## EXERCISE DIRECTIONS:
Print the listing in full, keeping every line exactly as it is.
+++++
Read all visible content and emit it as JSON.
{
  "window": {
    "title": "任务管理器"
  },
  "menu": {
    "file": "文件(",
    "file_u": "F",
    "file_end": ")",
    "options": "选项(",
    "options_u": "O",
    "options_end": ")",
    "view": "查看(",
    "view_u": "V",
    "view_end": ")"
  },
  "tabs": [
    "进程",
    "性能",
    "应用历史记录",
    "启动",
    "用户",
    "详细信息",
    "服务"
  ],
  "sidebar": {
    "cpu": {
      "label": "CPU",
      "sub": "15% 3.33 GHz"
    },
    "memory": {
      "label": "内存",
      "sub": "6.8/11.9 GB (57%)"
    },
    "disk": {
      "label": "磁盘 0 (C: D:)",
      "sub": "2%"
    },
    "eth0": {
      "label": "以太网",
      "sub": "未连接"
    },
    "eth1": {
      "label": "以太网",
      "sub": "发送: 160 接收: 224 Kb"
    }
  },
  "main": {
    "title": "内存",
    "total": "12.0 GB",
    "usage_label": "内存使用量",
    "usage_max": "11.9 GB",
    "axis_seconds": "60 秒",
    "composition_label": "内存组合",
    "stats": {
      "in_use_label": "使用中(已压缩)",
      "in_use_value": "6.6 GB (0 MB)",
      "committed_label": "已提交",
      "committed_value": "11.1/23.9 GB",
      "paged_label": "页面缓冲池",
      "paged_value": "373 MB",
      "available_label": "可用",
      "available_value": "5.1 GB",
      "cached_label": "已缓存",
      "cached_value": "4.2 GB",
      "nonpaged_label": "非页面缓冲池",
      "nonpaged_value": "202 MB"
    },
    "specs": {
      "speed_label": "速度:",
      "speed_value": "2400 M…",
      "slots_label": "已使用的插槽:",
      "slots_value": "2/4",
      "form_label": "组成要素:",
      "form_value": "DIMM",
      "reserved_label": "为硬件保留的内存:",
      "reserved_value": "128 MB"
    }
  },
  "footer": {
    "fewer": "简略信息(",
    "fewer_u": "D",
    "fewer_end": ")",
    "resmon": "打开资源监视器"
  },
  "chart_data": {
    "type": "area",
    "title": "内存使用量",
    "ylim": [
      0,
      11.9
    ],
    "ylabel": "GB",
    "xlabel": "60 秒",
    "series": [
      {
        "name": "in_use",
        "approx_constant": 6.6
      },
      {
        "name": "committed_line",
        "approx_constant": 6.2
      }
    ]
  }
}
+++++
## WORKED SOLUTION:
Read all visible content and emit it as JSON.
{
  "window": {
    "title": "任务管理器"
  },
  "menu": {
    "file": "文件(",
    "file_u": "F",
    "file_end": ")",
    "options": "选项(",
    "options_u": "O",
    "options_end": ")",
    "view": "查看(",
    "view_u": "V",
    "view_end": ")"
  },
  "tabs": [
    "进程",
    "性能",
    "应用历史记录",
    "启动",
    "用户",
    "详细信息",
    "服务"
  ],
  "sidebar": {
    "cpu": {
      "label": "CPU",
      "sub": "15% 3.33 GHz"
    },
    "memory": {
      "label": "内存",
      "sub": "6.8/11.9 GB (57%)"
    },
    "disk": {
      "label": "磁盘 0 (C: D:)",
      "sub": "2%"
    },
    "eth0": {
      "label": "以太网",
      "sub": "未连接"
    },
    "eth1": {
      "label": "以太网",
      "sub": "发送: 160 接收: 224 Kb"
    }
  },
  "main": {
    "title": "内存",
    "total": "12.0 GB",
    "usage_label": "内存使用量",
    "usage_max": "11.9 GB",
    "axis_seconds": "60 秒",
    "composition_label": "内存组合",
    "stats": {
      "in_use_label": "使用中(已压缩)",
      "in_use_value": "6.6 GB (0 MB)",
      "committed_label": "已提交",
      "committed_value": "11.1/23.9 GB",
      "paged_label": "页面缓冲池",
      "paged_value": "373 MB",
      "available_label": "可用",
      "available_value": "5.1 GB",
      "cached_label": "已缓存",
      "cached_value": "4.2 GB",
      "nonpaged_label": "非页面缓冲池",
      "nonpaged_value": "202 MB"
    },
    "specs": {
      "speed_label": "速度:",
      "speed_value": "2400 M…",
      "slots_label": "已使用的插槽:",
      "slots_value": "2/4",
      "form_label": "组成要素:",
      "form_value": "DIMM",
      "reserved_label": "为硬件保留的内存:",
      "reserved_value": "128 MB"
    }
  },
  "footer": {
    "fewer": "简略信息(",
    "fewer_u": "D",
    "fewer_end": ")",
    "resmon": "打开资源监视器"
  },
  "chart_data": {
    "type": "area",
    "title": "内存使用量",
    "ylim": [
      0,
      11.9
    ],
    "ylabel": "GB",
    "xlabel": "60 秒",
    "series": [
      {
        "name": "in_use",
        "approx_constant": 6.6
      },
      {
        "name": "committed_line",
        "approx_constant": 6.2
      }
    ]
  }
}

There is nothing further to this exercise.